Getting Ready to Go For Gold
BUFFALO--Everywhere Ron Tugnutt goes in the home rink of the Sabres, he sees memories.
Not good ones.
"Everywhere I go I see a picture of Derek Plante and the the puck in the net," laughed the Canadian junior goalie consultant this morning.
Then, Tugnutt was with the Ottawa Senators and Plante was with the Sabres, and the goal in question won Game 7 in overtime to eliminate the Sens in the '97 playoffs.
Tugnutt's not playing anymore, but coaching and encouraging, hoping it will end better for him and Team Canada in the gold medal game tomorrow night against Russia.
Canadian goaltending, whether it's been Olivier Roy or Mark Visentin, has been a talking point for the past 10 days. Now, for the gold medal tilt, you can add in the variable of red-hot Russian netminder Dmitri Shikin, who has backstopped Russia to a pair of dramatic come-from-behind playoff wins in the 2011 world junior hockey championships.
Today was all about both teams saying the right thing. "I'm telling our guys not to let the foot off the pedal. And don't underestimate the opposition," said Canadian head coach Dave Cameron. His Russian counterpart, Valeri Bragin, smiled when asked what it would mean for his country to beat Canada. "The same as it would for Canada to beat Russia," he said.
Canadian centre Braydon Schenn, the tournament's leading scorer with 16 points in six games, said he's already done talking about the 4-1 semifinal win over the United States on Monday. "We didn't come here to beat the U.S. We came here to win the gold medal," he said.
The goaltending matchup, meanwhile, is an interesting one. Visentin took over for Roy after a shootout loss to Sweden on New Year's Eve and has won both his starts. Tugnutt, charged with keeping the goalies prepared and focussed, said he's not surprised Canada switched goalies mid-stream or that Visentin responded well.
"Look what happened with (Martin) Brodeur in the Olympics," he said, a reference to the switch to Roberto Luongo in Vancouver last winter. "I tell the guys the second you think you're not playing, that's when the coach gives you that tap on the back. You better be ready."
Visentin plays the puck better than Roy, and that made a difference against the Americans.
"He broke up a lot of their forechecks himself," said Tugnutt. "He builds confidence off playing the puck. I played with Marty Turco and it was the same thing."
As well as preparing the Canadian goalies, Tugnutt has to scout the opposition, and he has put together a video file on the short, stocky Shikin.
"All he's done is be very solid for them," said Tugnutt. "In my book, he's a great first save goaltender. His ability to recover after that first save is something I think we can go after."
Big bodies, and lots of 'em, in Shikin's crease will be the Canadian plan. Turning to Visentin, meanwhile, was hardly a desperation move, not in Tugnutt's mind.

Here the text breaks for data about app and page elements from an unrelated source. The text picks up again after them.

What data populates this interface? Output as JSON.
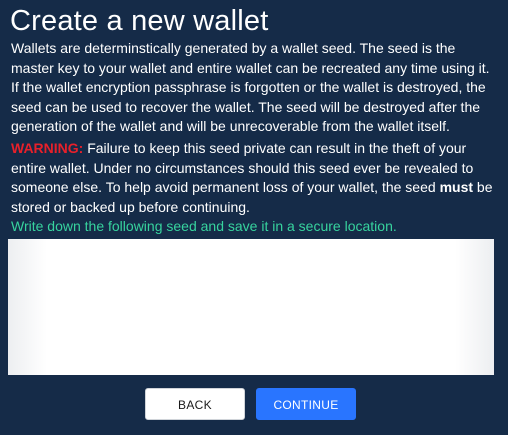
{
  "page": {
    "title": "Create a new wallet"
  },
  "intro": {
    "text": "Wallets are determinstically generated by a wallet seed. The seed is the master key to your wallet and entire wallet can be recreated any time using it. If the wallet encryption passphrase is forgotten or the wallet is destroyed, the seed can be used to recover the wallet. The seed will be destroyed after the generation of the wallet and will be unrecoverable from the wallet itself."
  },
  "warning": {
    "label": "WARNING:",
    "text_before": " Failure to keep this seed private can result in the theft of your entire wallet. Under no circumstances should this seed ever be revealed to someone else. To help avoid permanent loss of your wallet, the seed ",
    "emphasis": "must",
    "text_after": " be stored or backed up before continuing."
  },
  "instruction": {
    "text": "Write down the following seed and save it in a secure location."
  },
  "seed": {
    "text": ""
  },
  "buttons": {
    "back_label": "BACK",
    "continue_label": "CONTINUE"
  },
  "colors": {
    "background": "#152b48",
    "warning": "#e8202a",
    "instruction": "#37d39e",
    "primary_button": "#2975ff",
    "secondary_button": "#ffffff"
  }
}
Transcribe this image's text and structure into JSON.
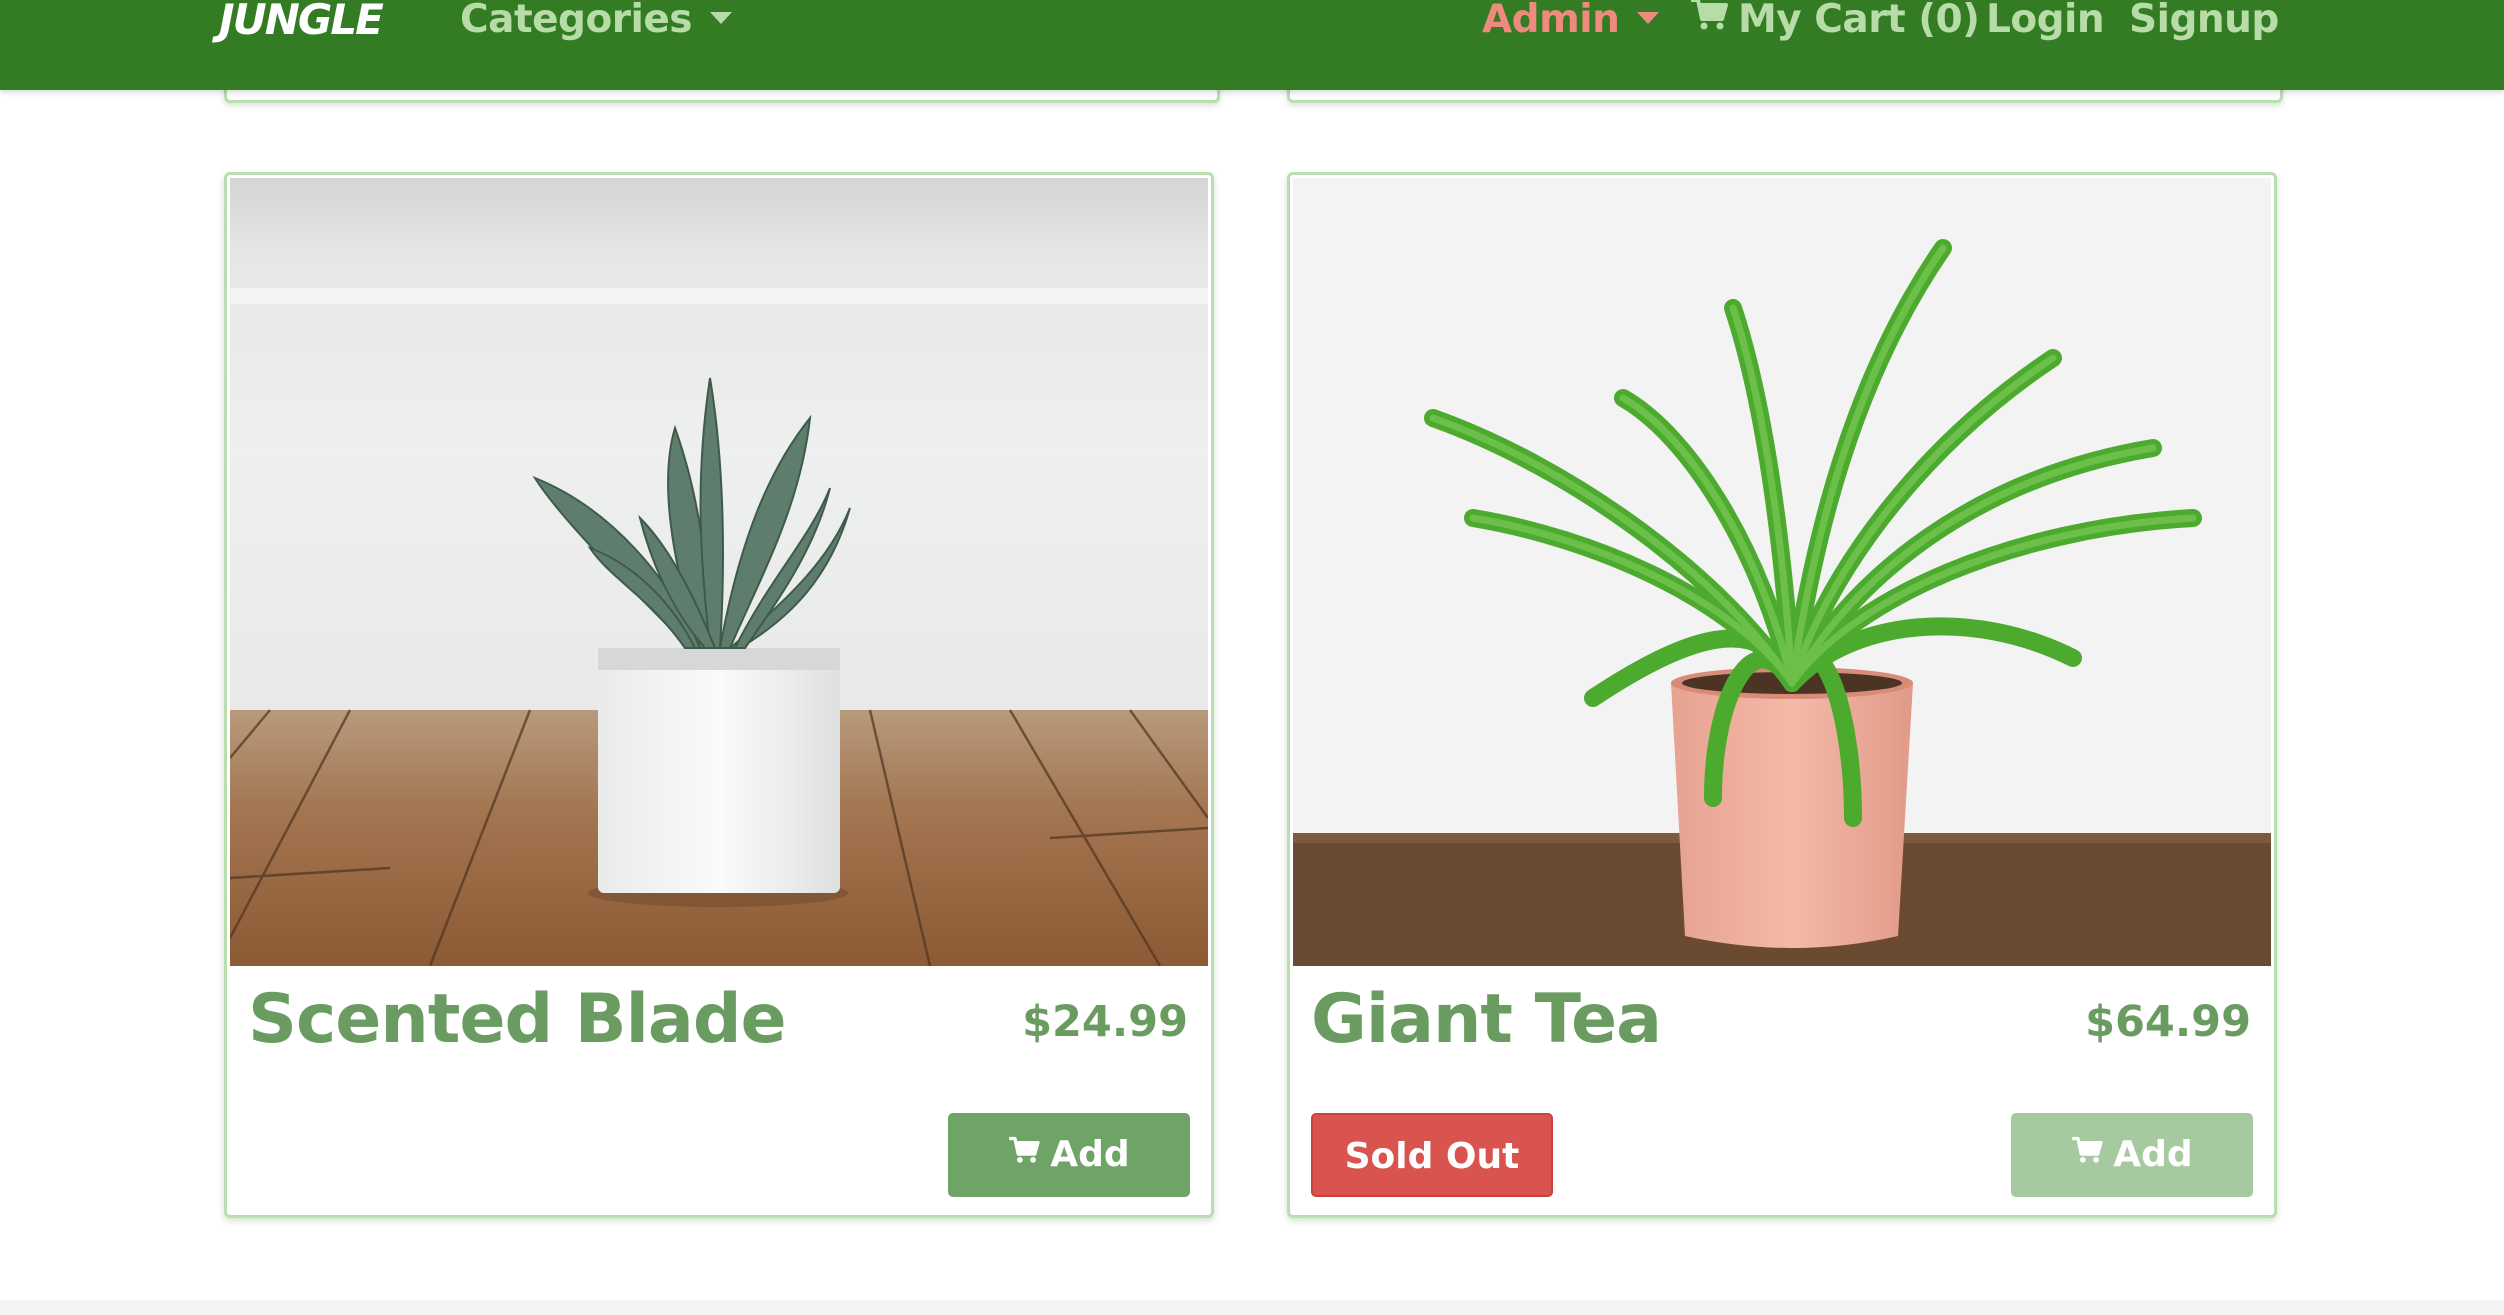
{
  "nav": {
    "brand": "JUNGLE",
    "categories": "Categories",
    "admin": "Admin",
    "cart": "My Cart (0)",
    "login": "Login",
    "signup": "Signup"
  },
  "products": [
    {
      "name": "Scented Blade",
      "price": "$24.99",
      "add_label": "Add",
      "sold_out": false
    },
    {
      "name": "Giant Tea",
      "price": "$64.99",
      "add_label": "Add",
      "sold_out_label": "Sold Out",
      "sold_out": true
    }
  ],
  "colors": {
    "navbar": "#347c24",
    "accent_green": "#6ea466",
    "admin_pink": "#ef8a7f",
    "sold_out_red": "#d9534f"
  },
  "icons": {
    "cart": "shopping-cart-icon",
    "caret": "chevron-down-icon"
  }
}
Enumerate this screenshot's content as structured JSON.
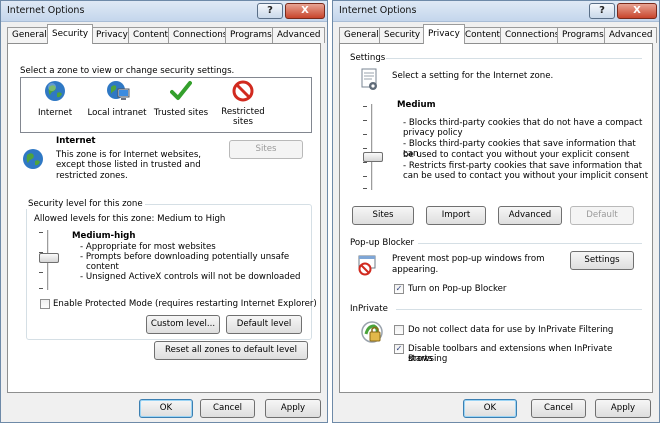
{
  "left_window": {
    "title": "Internet Options",
    "help_glyph": "?",
    "close_glyph": "X",
    "tabs": [
      "General",
      "Security",
      "Privacy",
      "Content",
      "Connections",
      "Programs",
      "Advanced"
    ],
    "active_tab": "Security",
    "zone_prompt": "Select a zone to view or change security settings.",
    "zones": [
      {
        "label": "Internet",
        "icon": "globe-icon"
      },
      {
        "label": "Local intranet",
        "icon": "network-computer-icon"
      },
      {
        "label": "Trusted sites",
        "icon": "checkmark-icon"
      },
      {
        "label": "Restricted",
        "label2": "sites",
        "icon": "restricted-icon"
      }
    ],
    "zone_info": {
      "name": "Internet",
      "desc1": "This zone is for Internet websites,",
      "desc2": "except those listed in trusted and",
      "desc3": "restricted zones.",
      "sites_button": "Sites"
    },
    "security_level": {
      "group_title": "Security level for this zone",
      "allowed": "Allowed levels for this zone: Medium to High",
      "level_name": "Medium-high",
      "bullets": [
        "- Appropriate for most websites",
        "- Prompts before downloading potentially unsafe",
        "content",
        "- Unsigned ActiveX controls will not be downloaded"
      ],
      "protected_mode": "Enable Protected Mode (requires restarting Internet Explorer)",
      "protected_mode_checked": false,
      "custom_level_button": "Custom level...",
      "default_level_button": "Default level"
    },
    "reset_all_button": "Reset all zones to default level",
    "footer": {
      "ok": "OK",
      "cancel": "Cancel",
      "apply": "Apply"
    }
  },
  "right_window": {
    "title": "Internet Options",
    "help_glyph": "?",
    "close_glyph": "X",
    "tabs": [
      "General",
      "Security",
      "Privacy",
      "Content",
      "Connections",
      "Programs",
      "Advanced"
    ],
    "active_tab": "Privacy",
    "settings": {
      "section_title": "Settings",
      "prompt": "Select a setting for the Internet zone.",
      "level_name": "Medium",
      "bullets": [
        "- Blocks third-party cookies that do not have a compact",
        "privacy policy",
        "- Blocks third-party cookies that save information that can",
        "be used to contact you without your explicit consent",
        "- Restricts first-party cookies that save information that",
        "can be used to contact you without your implicit consent"
      ],
      "buttons": [
        "Sites",
        "Import",
        "Advanced",
        "Default"
      ]
    },
    "popup": {
      "section_title": "Pop-up Blocker",
      "desc1": "Prevent most pop-up windows from",
      "desc2": "appearing.",
      "settings_button": "Settings",
      "turn_on_label": "Turn on Pop-up Blocker",
      "turn_on_checked": true
    },
    "inprivate": {
      "section_title": "InPrivate",
      "no_collect_label": "Do not collect data for use by InPrivate Filtering",
      "no_collect_checked": false,
      "disable_toolbars_label1": "Disable toolbars and extensions when InPrivate Browsing",
      "disable_toolbars_label2": "starts",
      "disable_toolbars_checked": true
    },
    "footer": {
      "ok": "OK",
      "cancel": "Cancel",
      "apply": "Apply"
    }
  },
  "colors": {
    "accent_button_border": "#3c7fb1",
    "close_button_red": "#c8452c",
    "panel_border": "#8e8f8f"
  }
}
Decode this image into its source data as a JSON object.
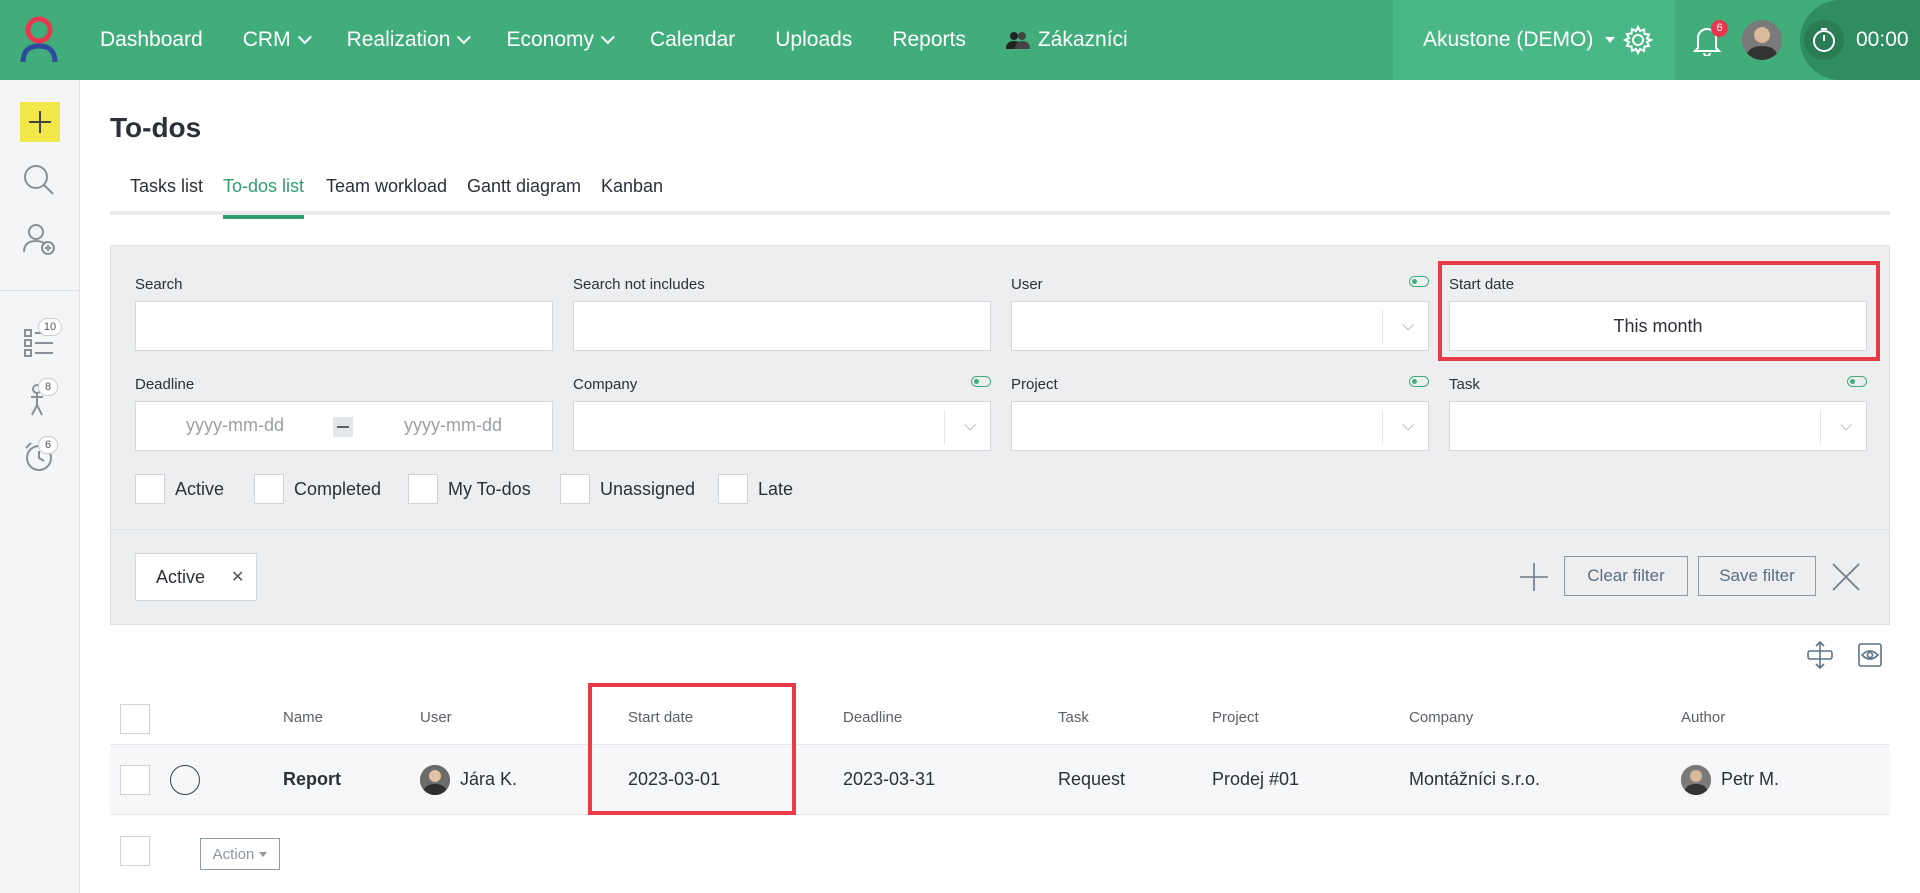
{
  "nav": {
    "items": [
      {
        "label": "Dashboard",
        "dropdown": false
      },
      {
        "label": "CRM",
        "dropdown": true
      },
      {
        "label": "Realization",
        "dropdown": true
      },
      {
        "label": "Economy",
        "dropdown": true
      },
      {
        "label": "Calendar",
        "dropdown": false
      },
      {
        "label": "Uploads",
        "dropdown": false
      },
      {
        "label": "Reports",
        "dropdown": false
      },
      {
        "label": "Zákazníci",
        "dropdown": false
      }
    ],
    "account": "Akustone (DEMO)",
    "notifications": "6",
    "timer": "00:00"
  },
  "sidebar": {
    "todos_badge": "10",
    "tasks_badge": "8",
    "reminders_badge": "6"
  },
  "page": {
    "title": "To-dos",
    "tabs": [
      "Tasks list",
      "To-dos list",
      "Team workload",
      "Gantt diagram",
      "Kanban"
    ],
    "active_tab": "To-dos list"
  },
  "filters": {
    "search_label": "Search",
    "search_value": "",
    "search_not_label": "Search not includes",
    "search_not_value": "",
    "user_label": "User",
    "start_date_label": "Start date",
    "start_date_value": "This month",
    "deadline_label": "Deadline",
    "date_placeholder": "yyyy-mm-dd",
    "company_label": "Company",
    "project_label": "Project",
    "task_label": "Task",
    "checkboxes": [
      "Active",
      "Completed",
      "My To-dos",
      "Unassigned",
      "Late"
    ],
    "chip": "Active",
    "clear_label": "Clear filter",
    "save_label": "Save filter"
  },
  "table": {
    "columns": [
      "Name",
      "User",
      "Start date",
      "Deadline",
      "Task",
      "Project",
      "Company",
      "Author"
    ],
    "rows": [
      {
        "name": "Report",
        "user": "Jára K.",
        "start_date": "2023-03-01",
        "deadline": "2023-03-31",
        "task": "Request",
        "project": "Prodej #01",
        "company": "Montážníci s.r.o.",
        "author": "Petr M."
      }
    ],
    "action_label": "Action"
  },
  "colors": {
    "brand_green": "#41ad7b",
    "accent_yellow": "#f2e84a",
    "highlight_red": "#ea3c46"
  }
}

"Yeah, we have a goalie problem. We're putting in a first round NHL pick in the net," smirked Tugnutt, referencing Visentin's selection by Phoenix in the first round.
The key, he figures, is to help Visentin simply play his game.
"There's so much pressure sometimes the goalies will start doing things they've never done before," he said. "Last year, Jake Allen suddenly started going down early, and he'd never done that before. What happens is they want so bad to do well, they can't be themselves.
"So that's what we tell our guys. Just be yourself in there."